The trial was enthusiastically followed by Aldo Pavari, then, its acclaimed and proven success was fully and very well commented by Orazio Ciancio, Roberto Mercurio and Susanna Nocentini. Finally, Mario Cantiani, after having measured 115 sample plots, produced a very convincing synthesis.
It is a fact that the green Douglas fir is at its best in the silicate soils of the Apennine system, between 600 and 1200 m above sea level, therefore on a rather wide portion of land. As a young tree, it grows 80 -120 cm in height per year, reaching a height of 35-40 meters at 50 years old. The testing of all other giant conifer species, with which the green Douglas fir intermingles in nature, was not successful. This suggests that the ecological conditions of the place of origin only provide early indications on the needs of the species, while (as the geneticist Fulvio Ducci points out) the success of an introduction is very dependent on the species’ plasticity and specifically its individual genetic variability.
Among the indigenous conifers, the species to which the Douglas fir directly compares is the silver fir that, in comparison with its exotic competitor, develops optimally in a more limited environment. The fir, moreover, is always very prone to weather damage and especially damage from parasites.  With the exception of the populations in Calabria, it shows poor individual variability. Moreover, rivers of ink have been written on the white fir recession in Europe. In this case, it must be said that the indigenous species seems less adapted to the environment than exotic species. Which is surprising: the conclusion or nature?

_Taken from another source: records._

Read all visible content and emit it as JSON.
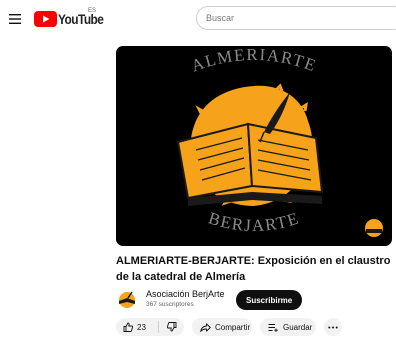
{
  "header": {
    "logo_text": "YouTube",
    "region_code": "ES",
    "search_placeholder": "Buscar"
  },
  "thumbnail": {
    "top_text": "ALMERIARTE",
    "bottom_text": "BERJARTE",
    "colors": {
      "background": "#000000",
      "sun": "#F7A21B"
    }
  },
  "video": {
    "title": "ALMERIARTE-BERJARTE: Exposición en el claustro de la catedral de Almería"
  },
  "channel": {
    "name": "Asociación BerjArte",
    "subscribers": "367 suscriptores",
    "subscribe_label": "Suscribirme"
  },
  "actions": {
    "like_count": "23",
    "share_label": "Compartir",
    "save_label": "Guardar"
  },
  "colors": {
    "brand_red": "#FF0000",
    "text": "#0f0f0f",
    "secondary": "#606060",
    "pill": "#f2f2f2"
  }
}
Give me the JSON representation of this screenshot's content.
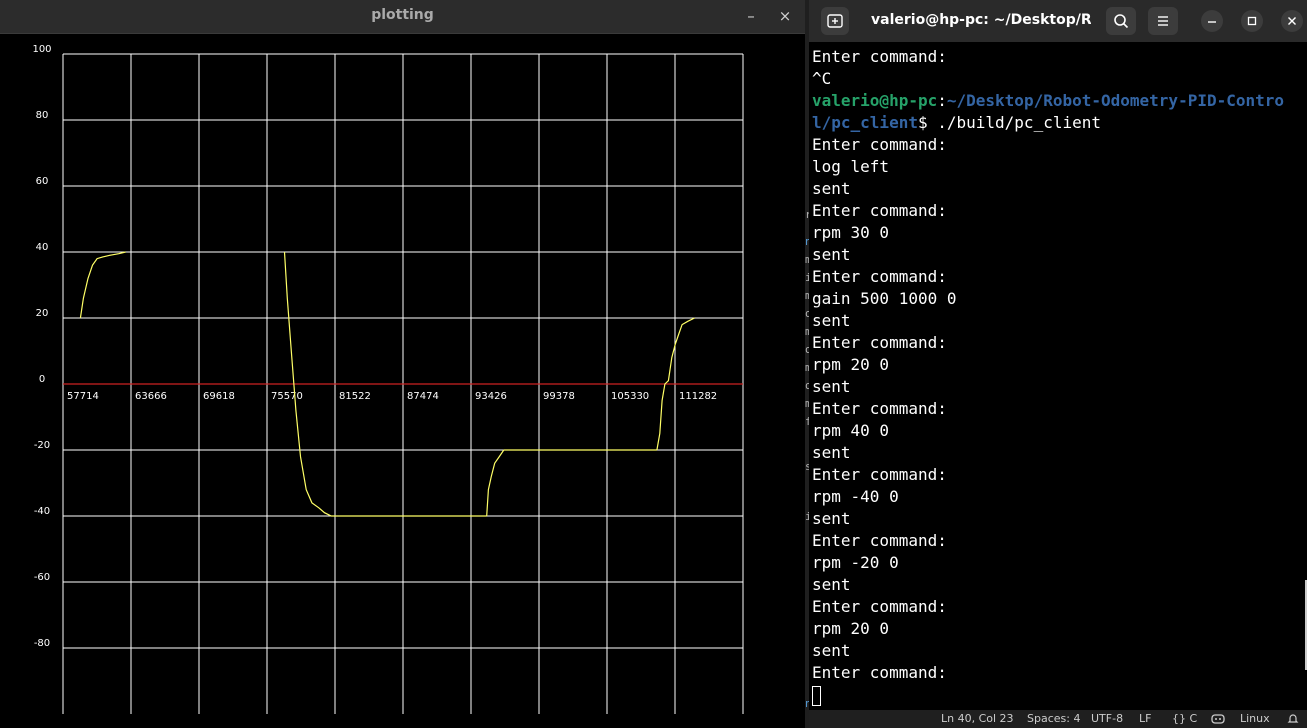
{
  "plot_window": {
    "title": "plotting",
    "minimize_label": "–",
    "close_label": "×"
  },
  "chart_data": {
    "type": "line",
    "ylim": [
      -100,
      100
    ],
    "yticks": [
      100,
      80,
      60,
      40,
      20,
      0,
      -20,
      -40,
      -60,
      -80
    ],
    "xticks": [
      57714,
      63666,
      69618,
      75570,
      81522,
      87474,
      93426,
      99378,
      105330,
      111282
    ],
    "xlim": [
      57714,
      117234
    ],
    "grid": true,
    "zero_line_color": "#cc2222",
    "series_color": "#ffff66",
    "series": [
      {
        "x": [
          59234,
          59500,
          59900,
          60300,
          60700,
          61200,
          61800,
          62600,
          63200
        ],
        "y": [
          20,
          26,
          32,
          36,
          38,
          38.5,
          39,
          39.5,
          40
        ]
      },
      {
        "x": [
          77100,
          77350,
          77700,
          78100,
          78500,
          79000,
          79500,
          80100,
          80600,
          81200,
          81800
        ],
        "y": [
          40,
          26,
          10,
          -8,
          -22,
          -32,
          -36,
          -37.5,
          -39,
          -40,
          -40
        ]
      },
      {
        "x": [
          81800,
          94800
        ],
        "y": [
          -40,
          -40
        ]
      },
      {
        "x": [
          94800,
          94950,
          95200,
          95500,
          95900,
          96300
        ],
        "y": [
          -40,
          -32,
          -28,
          -24,
          -22,
          -20
        ]
      },
      {
        "x": [
          96300,
          109700
        ],
        "y": [
          -20,
          -20
        ]
      },
      {
        "x": [
          109700,
          109950,
          110150,
          110400,
          110700,
          111000,
          111300,
          111600,
          111900,
          112400,
          113000
        ],
        "y": [
          -20,
          -15,
          -5,
          0,
          1,
          8,
          12,
          15,
          18,
          19,
          20
        ]
      }
    ]
  },
  "editor_strip": {
    "glyphs": [
      "r",
      "n",
      "m",
      "i",
      "m",
      "o",
      "m",
      "o",
      "m",
      "o",
      "m",
      "f",
      "s",
      "i",
      "n"
    ]
  },
  "terminal": {
    "title": "valerio@hp-pc: ~/Desktop/R...",
    "prompt_user": "valerio@hp-pc",
    "prompt_path": "~/Desktop/Robot-Odometry-PID-Contro",
    "prompt_path_cont": "l/pc_client",
    "prompt_cmd": "$ ./build/pc_client",
    "lines_before": [
      "Enter command:",
      "^C"
    ],
    "lines_after": [
      "Enter command:",
      "log left",
      "sent",
      "Enter command:",
      "rpm 30 0",
      "sent",
      "Enter command:",
      "gain 500 1000 0",
      "sent",
      "Enter command:",
      "rpm 20 0",
      "sent",
      "Enter command:",
      "rpm 40 0",
      "sent",
      "Enter command:",
      "rpm -40 0",
      "sent",
      "Enter command:",
      "rpm -20 0",
      "sent",
      "Enter command:",
      "rpm 20 0",
      "sent",
      "Enter command:"
    ]
  },
  "status_bar": {
    "position": "Ln 40, Col 23",
    "spaces": "Spaces: 4",
    "encoding": "UTF-8",
    "eol": "LF",
    "language": "{} C",
    "os": "Linux"
  }
}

Douglas fir timber production is 1.5 times greater than that of the fir. Its timber has the same resistance but it is easier to plane. One of the strong points of “Douglas timber” is its pleasing appearance for use as exposed beams, and has become the standard for use in constructing habitable lofts.
The green Douglas fir, today, as well as in its historical experimental plots is used extensively in reforestation in Tuscany, Romagna and Calabria. Near Florence, the most impressive plantation is the one surrounding the Sanctuary of Monte Senario.
Inventories fail to give a convincing figure of its spread in Italy. Orazio La Marca has estimated 15,000 hectares, still much less than England, Germany and France which (each one) more or less reach 300,000 hectares. To think that, in short order, first a professor with his assistant, then a ministry official, and finally a busful of landowners came from France to see the Tuscan facilities in 1966.
In conclusion, while forest production facilities financed by Fond Forestier National were humming along beyond the Alps, everything came to a stop in Italy, with abandoned fields being left to their natural spontaneous evolution. Many factors were at fault. Nevertheless, the foundation is in our absolute unwavering belief in the eternal and absolute free growth of an affluent society. Forestry is an art based on foresight. If the reasons for being far-sighted topple, there is no longer a need for forestry.